At the risk of sounding like a mean mom, I am going to admit that we are extremely blunt with our kids. Not for the purpose of being mean, but for the purpose of being trustworthy.
They have had experience with adults who tell them things that aren't really true, and they are ridiculously smart. So, sugar-coating things or being less than completely honest with what we think of their behavior does one of 2 things: It either makes them think we aren't trustworthy, since they can figure out the real answers anyway, or it makes us look like people who can easily be duped, since we apparently don't know the truth.
For example, the other day, Thing 1 and I were talking, and he brought up the fact that he had made a lot of poor choices that day (totally true, he had).
I had to agree. "Yep," I said kindly, "You behaved pretty badly."
Now, if I had tried to reassure him that he hadn't been that bad, we both would have known I was lying. And if I lie about that, then in their minds, what else might I lie about? That I love them?
Or, If I had tried to minimize it, I think I would have sent the message that I would settle for that behavior. That I could be swayed from what I said.
I could tell he was upset about something, but couldn't tell what, exactly. Finally, it came up with a heartbreaking question. "I know I've made a ton of poor choices today," he started, "and I'm guessing this will be my last day here."
I thought about his question. I knew he could trust me to be honest, since I had admitted that his behavior was bad that day. And I knew my answer had to be completely trustworthy to help him work through his fears.
"Well," I slowly replied, "I'm not planning on you going anywhere. But it's not because of you or how I feel about you."
I watched the surprise register on his face, followed with a questioning look.
"I love you a lot." I continued, "and that really won't ever change."
"But who do Dad and I always tell you we love the most?" I asked.
"God," he replied, without hesitation.
"Right," I agreed. "And that's the reason you never have to worry about leaving our family. We didn't adopt you because of our love for you, we adopted you because of God's love for us. He is the one who created love, and who teaches how to love. And because we committed to God - who never changes - to love you and care for you and to be your parents, your actions don't change our promise to God."
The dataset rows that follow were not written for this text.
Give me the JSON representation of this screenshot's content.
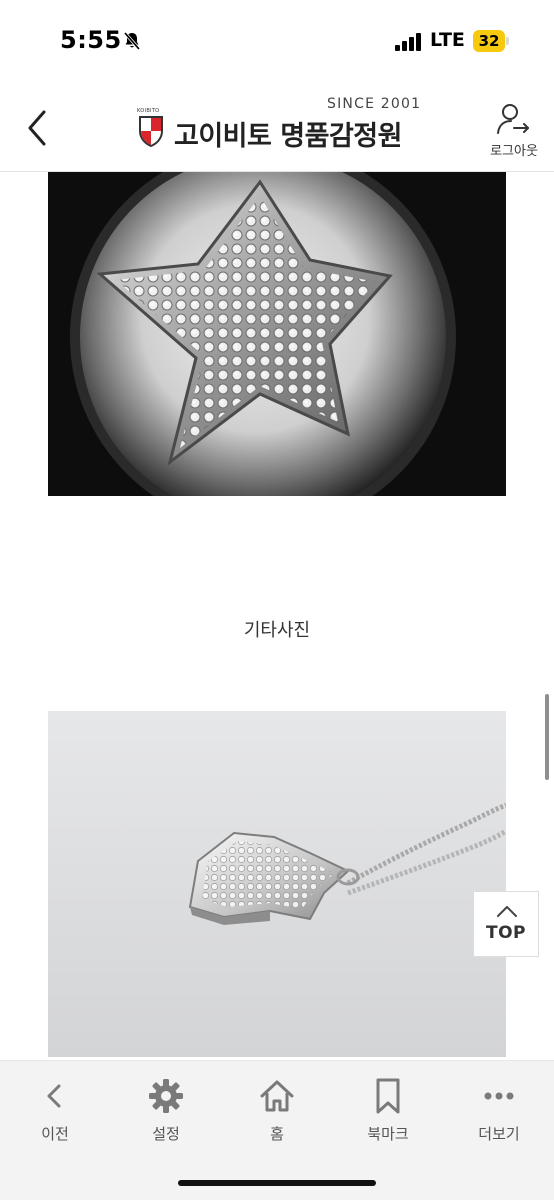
{
  "status_bar": {
    "time": "5:55",
    "network": "LTE",
    "battery_level": "32",
    "icons": [
      "bell-slash-icon",
      "signal-bars-icon",
      "battery-icon"
    ],
    "battery_color": "#f6c90e"
  },
  "header": {
    "since": "SINCE 2001",
    "logo_mark": "KOIBITO",
    "brand_name": "고이비토 명품감정원",
    "logout_label": "로그아웃",
    "brand_red": "#d9262b"
  },
  "content": {
    "section_title": "기타사진",
    "top_label": "TOP"
  },
  "toolbar": {
    "items": [
      {
        "label": "이전",
        "icon": "chevron-left-icon"
      },
      {
        "label": "설정",
        "icon": "gear-icon"
      },
      {
        "label": "홈",
        "icon": "home-icon"
      },
      {
        "label": "북마크",
        "icon": "bookmark-icon"
      },
      {
        "label": "더보기",
        "icon": "more-dots-icon"
      }
    ],
    "icon_color": "#7a7a7a"
  }
}
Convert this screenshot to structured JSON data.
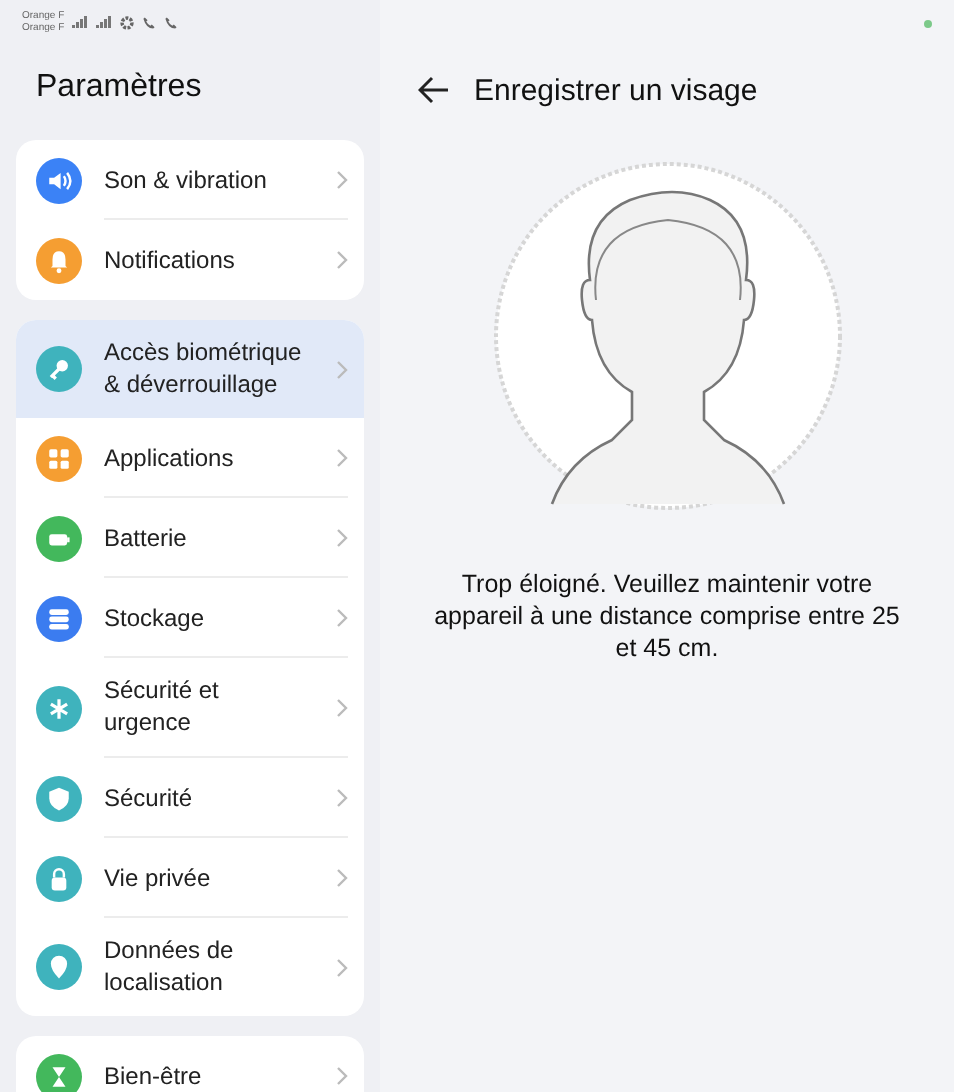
{
  "status_bar": {
    "carriers": [
      "Orange F",
      "Orange F"
    ]
  },
  "sidebar": {
    "title": "Paramètres",
    "groups": [
      {
        "items": [
          {
            "label": "Son & vibration",
            "kind": "sound",
            "color": "#3b82f6",
            "selected": false
          },
          {
            "label": "Notifications",
            "kind": "bell",
            "color": "#f59e32",
            "selected": false
          }
        ]
      },
      {
        "items": [
          {
            "label": "Accès biométrique & déverrouillage",
            "kind": "key",
            "color": "#3fb3bd",
            "selected": true
          },
          {
            "label": "Applications",
            "kind": "apps",
            "color": "#f59e32",
            "selected": false
          },
          {
            "label": "Batterie",
            "kind": "battery",
            "color": "#43b85c",
            "selected": false
          },
          {
            "label": "Stockage",
            "kind": "storage",
            "color": "#3b7cf0",
            "selected": false
          },
          {
            "label": "Sécurité et urgence",
            "kind": "asterisk",
            "color": "#3fb3bd",
            "selected": false
          },
          {
            "label": "Sécurité",
            "kind": "shield",
            "color": "#3fb3bd",
            "selected": false
          },
          {
            "label": "Vie privée",
            "kind": "lock",
            "color": "#3fb3bd",
            "selected": false
          },
          {
            "label": "Données de localisation",
            "kind": "pin",
            "color": "#3fb3bd",
            "selected": false
          }
        ]
      },
      {
        "items": [
          {
            "label": "Bien-être",
            "kind": "wellbeing",
            "color": "#43b85c",
            "selected": false
          }
        ]
      }
    ]
  },
  "page": {
    "title": "Enregistrer un visage",
    "message": "Trop éloigné. Veuillez maintenir votre appareil à une distance comprise entre 25 et 45 cm."
  }
}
"In fact," I continued, "Every promise we ever make to you in secondary to the promises we make to God. You may behave badly, but we still love you because Christ first loved us, and we keep you in our family because God taught us what being adopted looks like - God's adoption of us is eternal."
"What do you think of that?"
"I feel better," he said. "You wouldn't break your promise to God."
We always want our kids to see how much they matter in our eyes and God's, but without the pressure of thinking their future all depends on them. It just doesn't work that way, and they are too young to bear such a burden.
On one hand, we are responsible for our actions. But we have also been offered grace we can't deserve and that we can't repay.
God never minimizes our sin. He says that the wages of sin is death. Talk about not sugar coating things!
But then, he gives us reassurance. "But the gift of God is eternal Life, through Jesus Christ." If it were up to me and my actions, I wouldn't ever make the cut. But I'm thankful that my eternity doesn't depend on me. It depends on my acceptance of salvation freely offered to me.
Adoption on earth is just a small shadow reflection of how God's adoption of us when we accept his gift of grace, but I want our kids to understand that their acceptance into our family does not depend on their ability to behave well, but is freely offered. It's not something that has to be earned.
Acceptance into the Schoney family is freely given.